The Buddhist temple of Swayambhunath is situated on top of a hill is one of the most popular, holy and instantly recognizable symbols of Nepal. The temple is also known as the ‘monkey temple‘ because of the large tribe of monkeys who live the complex. It has 365 steps leading to the Temple that is believed to be ‘Self-Created‘ or ‘Self-Existence.’ Historical records found on a stone inscription give evidence that the stupa was already an important Buddhist pilgrimage destination as early as 5th century A.D. even before the coming of Buddhism in the Kathmandu Valley. It is a UNESCO World Heritage Site.
Here are photos I took when i visited Swayambhunath.
Swayambhunath is among the oldest religious sites in Nepal. According to the legends, Swayambhunath was founded by the great-grandfather of King Mānadeva, King Vṛsadeva, at the beginning of the 5th century. This seems to be confirmed by a damaged stone inscription found at the site. However, Emperor Ashoka is said to have visited the site in the third century and built a temple on the hill which was later destroyed. Although the site is considered Buddhist, the place is revered by both Buddhists and Hindus. Numerous Hindu followers are known to have paid their homage to the temple, including Pratap Malla, the powerful king of Kathmandu, who is responsible for the construction of the eastern stairway in the 17th century. The stupa was completely renovated in May 2010, its first major renovation in 90 years and its 15th in the nearly 1,500 years since it was built.
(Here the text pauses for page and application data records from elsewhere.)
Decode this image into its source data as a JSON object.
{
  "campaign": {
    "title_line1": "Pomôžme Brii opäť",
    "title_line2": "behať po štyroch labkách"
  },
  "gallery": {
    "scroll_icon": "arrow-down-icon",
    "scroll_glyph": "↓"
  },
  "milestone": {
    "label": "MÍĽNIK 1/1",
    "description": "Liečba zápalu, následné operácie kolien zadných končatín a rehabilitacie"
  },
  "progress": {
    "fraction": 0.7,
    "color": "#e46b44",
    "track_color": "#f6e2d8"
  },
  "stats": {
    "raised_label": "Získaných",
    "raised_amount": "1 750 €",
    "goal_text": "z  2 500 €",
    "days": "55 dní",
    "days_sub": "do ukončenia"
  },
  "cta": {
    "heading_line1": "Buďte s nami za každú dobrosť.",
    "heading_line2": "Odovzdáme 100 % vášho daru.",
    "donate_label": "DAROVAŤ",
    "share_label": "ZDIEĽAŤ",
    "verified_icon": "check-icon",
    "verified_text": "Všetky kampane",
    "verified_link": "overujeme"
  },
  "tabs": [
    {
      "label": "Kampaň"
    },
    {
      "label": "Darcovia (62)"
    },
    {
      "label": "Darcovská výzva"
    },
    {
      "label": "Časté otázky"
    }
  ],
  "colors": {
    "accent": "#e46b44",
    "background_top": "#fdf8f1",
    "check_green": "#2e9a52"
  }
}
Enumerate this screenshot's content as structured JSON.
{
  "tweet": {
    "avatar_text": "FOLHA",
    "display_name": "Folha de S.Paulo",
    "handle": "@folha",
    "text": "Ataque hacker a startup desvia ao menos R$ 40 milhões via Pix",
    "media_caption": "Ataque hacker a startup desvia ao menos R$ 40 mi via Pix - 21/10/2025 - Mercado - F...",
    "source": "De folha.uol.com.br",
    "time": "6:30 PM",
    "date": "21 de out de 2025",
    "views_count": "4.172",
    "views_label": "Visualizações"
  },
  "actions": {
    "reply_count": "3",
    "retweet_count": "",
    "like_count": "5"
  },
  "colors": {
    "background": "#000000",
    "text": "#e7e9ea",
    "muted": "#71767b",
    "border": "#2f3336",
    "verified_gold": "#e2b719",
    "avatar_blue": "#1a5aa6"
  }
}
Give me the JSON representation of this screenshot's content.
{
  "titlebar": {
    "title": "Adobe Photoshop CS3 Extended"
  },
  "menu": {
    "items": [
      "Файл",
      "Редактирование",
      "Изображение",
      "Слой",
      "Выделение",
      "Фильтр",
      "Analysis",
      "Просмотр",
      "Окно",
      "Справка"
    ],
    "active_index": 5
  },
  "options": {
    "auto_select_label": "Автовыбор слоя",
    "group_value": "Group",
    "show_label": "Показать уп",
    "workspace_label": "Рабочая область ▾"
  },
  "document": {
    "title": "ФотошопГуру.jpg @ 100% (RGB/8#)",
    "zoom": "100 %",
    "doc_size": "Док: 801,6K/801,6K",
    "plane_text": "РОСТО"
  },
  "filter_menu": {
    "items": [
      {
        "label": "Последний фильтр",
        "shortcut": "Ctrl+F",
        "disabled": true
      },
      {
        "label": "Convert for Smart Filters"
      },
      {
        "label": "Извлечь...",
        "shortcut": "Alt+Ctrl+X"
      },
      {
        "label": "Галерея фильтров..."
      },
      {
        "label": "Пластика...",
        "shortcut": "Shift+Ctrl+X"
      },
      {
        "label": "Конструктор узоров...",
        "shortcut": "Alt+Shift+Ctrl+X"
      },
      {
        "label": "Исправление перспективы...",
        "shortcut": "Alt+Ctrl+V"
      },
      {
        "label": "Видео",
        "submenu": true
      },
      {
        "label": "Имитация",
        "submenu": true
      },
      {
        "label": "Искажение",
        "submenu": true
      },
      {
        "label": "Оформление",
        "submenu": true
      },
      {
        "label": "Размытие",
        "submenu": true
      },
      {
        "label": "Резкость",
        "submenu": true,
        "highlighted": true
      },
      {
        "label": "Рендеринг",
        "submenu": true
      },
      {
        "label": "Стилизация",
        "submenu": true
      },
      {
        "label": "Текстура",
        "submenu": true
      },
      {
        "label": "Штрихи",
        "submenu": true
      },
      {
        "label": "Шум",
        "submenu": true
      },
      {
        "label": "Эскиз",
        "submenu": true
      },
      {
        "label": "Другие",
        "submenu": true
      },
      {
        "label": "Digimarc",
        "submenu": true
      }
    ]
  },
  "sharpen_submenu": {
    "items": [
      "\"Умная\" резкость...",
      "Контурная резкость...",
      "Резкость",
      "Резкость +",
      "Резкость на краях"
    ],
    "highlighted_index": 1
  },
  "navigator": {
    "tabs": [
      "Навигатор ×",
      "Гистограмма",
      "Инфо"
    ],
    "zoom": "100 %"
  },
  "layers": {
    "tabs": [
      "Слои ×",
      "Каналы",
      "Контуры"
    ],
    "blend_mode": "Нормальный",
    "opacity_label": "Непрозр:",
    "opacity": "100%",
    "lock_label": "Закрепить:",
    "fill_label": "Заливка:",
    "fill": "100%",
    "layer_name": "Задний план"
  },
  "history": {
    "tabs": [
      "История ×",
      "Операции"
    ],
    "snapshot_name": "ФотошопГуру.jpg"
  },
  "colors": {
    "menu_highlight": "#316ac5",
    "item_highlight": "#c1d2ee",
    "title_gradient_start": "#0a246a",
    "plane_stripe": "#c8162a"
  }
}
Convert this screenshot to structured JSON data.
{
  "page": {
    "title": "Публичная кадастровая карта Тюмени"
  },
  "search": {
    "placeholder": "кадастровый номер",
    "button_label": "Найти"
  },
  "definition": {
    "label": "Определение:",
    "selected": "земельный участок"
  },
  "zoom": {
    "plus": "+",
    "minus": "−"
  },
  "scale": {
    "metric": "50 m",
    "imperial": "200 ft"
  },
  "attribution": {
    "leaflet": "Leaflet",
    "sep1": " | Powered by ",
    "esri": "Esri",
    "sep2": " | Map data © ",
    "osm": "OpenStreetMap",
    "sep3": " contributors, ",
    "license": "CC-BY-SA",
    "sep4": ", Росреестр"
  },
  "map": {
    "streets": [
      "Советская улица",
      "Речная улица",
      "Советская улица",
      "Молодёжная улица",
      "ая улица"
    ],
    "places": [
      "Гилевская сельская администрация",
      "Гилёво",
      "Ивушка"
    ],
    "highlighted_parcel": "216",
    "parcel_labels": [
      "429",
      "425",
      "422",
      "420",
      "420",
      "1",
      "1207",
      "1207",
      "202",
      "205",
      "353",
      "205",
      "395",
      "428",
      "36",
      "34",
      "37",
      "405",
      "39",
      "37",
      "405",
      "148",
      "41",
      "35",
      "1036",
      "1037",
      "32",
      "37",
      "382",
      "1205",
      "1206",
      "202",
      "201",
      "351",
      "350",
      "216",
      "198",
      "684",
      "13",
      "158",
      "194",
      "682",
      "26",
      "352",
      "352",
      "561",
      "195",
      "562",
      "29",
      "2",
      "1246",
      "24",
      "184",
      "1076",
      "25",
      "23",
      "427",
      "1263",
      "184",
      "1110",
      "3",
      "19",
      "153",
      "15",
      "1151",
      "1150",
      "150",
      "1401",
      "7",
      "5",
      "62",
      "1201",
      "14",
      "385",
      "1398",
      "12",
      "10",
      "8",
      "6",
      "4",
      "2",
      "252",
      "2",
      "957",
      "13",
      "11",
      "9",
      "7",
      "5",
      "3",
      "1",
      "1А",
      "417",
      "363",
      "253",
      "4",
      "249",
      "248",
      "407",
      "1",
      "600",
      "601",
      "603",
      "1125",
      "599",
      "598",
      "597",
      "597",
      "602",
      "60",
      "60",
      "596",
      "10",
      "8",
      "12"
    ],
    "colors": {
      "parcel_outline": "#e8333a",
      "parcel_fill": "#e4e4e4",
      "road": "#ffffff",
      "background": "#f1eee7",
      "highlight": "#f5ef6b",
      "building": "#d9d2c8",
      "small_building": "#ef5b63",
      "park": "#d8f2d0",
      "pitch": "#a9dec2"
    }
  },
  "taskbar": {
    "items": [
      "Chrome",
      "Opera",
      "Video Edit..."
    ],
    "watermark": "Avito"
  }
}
The dome was re-gilded using 20 kg of gold. The renovation was funded by the Tibetan Nyingma Meditation Center of California, and began in June 2008.